M.D., Ph.D., Professor of Oncology, Sidney Kimmel Comprehensive Cancer Center, Johns Hopkins University
Dr. Mark Levis’ broad research goals are to identify and validate novel molecular therapeutic targets in hematopoietic malignancies. His research group is interested in the identification and pre-clinical development of novel targeted therapies, and, in particular, the “translational” step of this research by using correlative studies to incorporate these novel therapies into existing treatments. Currently, Dr. Levis is actively involved in the pre-clinical and clinical development of small molecule kinase inhibitors targeting signaling pathway in acute myeloid leukemia, with a particular focus on FLT3. He completed a baccalaureate in genetics at U.C. Berkeley, and is a graduate of the Medical Scientist Training Program from U.C. San Francisco. He completed his residency training in internal medicine and a fellowship in medical oncology at Johns Hopkins University.
Acute Myeloid Leukemia: Bringing Order Out of Chaos
Acute myeloid leukemia (AML) is an aggressive hematopoietic malignancy that is molecularly heterogeneous. Survival for AML patients is improving slowly, thanks to emerging new therapies, but choosing the right therapy for each patient is only going to happen with the introduction and widespread use of precise, standardized diagnostic assays.
Session Abstract – PMWC 2017 Silicon Valley

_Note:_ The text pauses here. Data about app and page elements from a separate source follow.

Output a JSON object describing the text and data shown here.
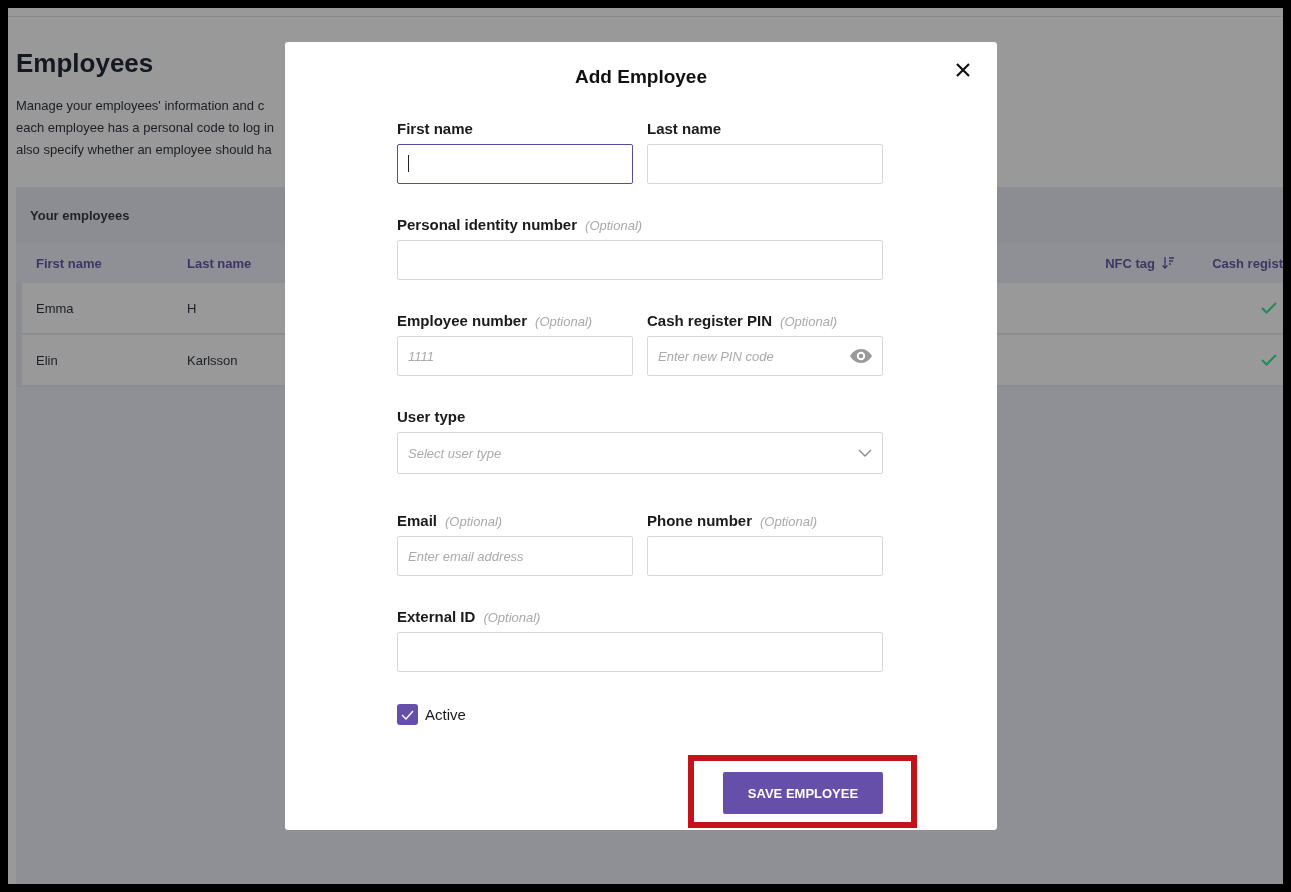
{
  "page": {
    "title": "Employees",
    "description_lines": [
      "Manage your employees' information and c",
      "each employee has a personal code to log in",
      "also specify whether an employee should ha"
    ],
    "table": {
      "title": "Your employees",
      "columns": [
        {
          "label": "First name",
          "sortable": false
        },
        {
          "label": "Last name",
          "sortable": false
        },
        {
          "label": "NFC tag",
          "sortable": true
        },
        {
          "label": "Cash regist",
          "sortable": false
        }
      ],
      "rows": [
        {
          "first_name": "Emma",
          "last_name": "H",
          "cash_register": true
        },
        {
          "first_name": "Elin",
          "last_name": "Karlsson",
          "cash_register": true
        }
      ]
    }
  },
  "dialog": {
    "title": "Add Employee",
    "rows": [
      {
        "fields": [
          {
            "label": "First name",
            "kind": "text",
            "focused": true
          },
          {
            "label": "Last name",
            "kind": "text",
            "focused": false
          }
        ]
      },
      {
        "fields": [
          {
            "label": "Personal identity number",
            "optional": "(Optional)",
            "kind": "text",
            "focused": false
          }
        ]
      },
      {
        "fields": [
          {
            "label": "Employee number",
            "optional": "(Optional)",
            "kind": "text",
            "placeholder": "1111",
            "focused": false
          },
          {
            "label": "Cash register PIN",
            "optional": "(Optional)",
            "kind": "password",
            "placeholder": "Enter new PIN code",
            "focused": false
          }
        ]
      },
      {
        "fields": [
          {
            "label": "User type",
            "kind": "select",
            "placeholder": "Select user type",
            "focused": false
          }
        ]
      },
      {
        "fields": [
          {
            "label": "Email",
            "optional": "(Optional)",
            "kind": "text",
            "placeholder": "Enter email address",
            "focused": false
          },
          {
            "label": "Phone number",
            "optional": "(Optional)",
            "kind": "text",
            "focused": false
          }
        ]
      },
      {
        "fields": [
          {
            "label": "External ID",
            "optional": "(Optional)",
            "kind": "text",
            "focused": false
          }
        ]
      }
    ],
    "checkbox": {
      "label": "Active",
      "checked": true
    },
    "button": {
      "label": "SAVE EMPLOYEE",
      "highlighted": true
    }
  }
}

Session Synopsis: The advancement of the field of Precision Medicine, including the “Moonshot” to cure cancer, along with a variety of proposals to share big data are promising. But these endeavors will prove frustratingly empty unless we recognize and address the shortcomings of current diagnostic tests and the generation of “big data”. Further, money drives success and reimbursement depends on demonstrating that biomarker tests provide clear clinical value. This value proposition will lag unless we embrace standards, which exist but are not being embraced by the international community. This session will show how design-controlled development and validation of internationally harmonized biomarker assays will prove critical to achieving the promise of precision medicine.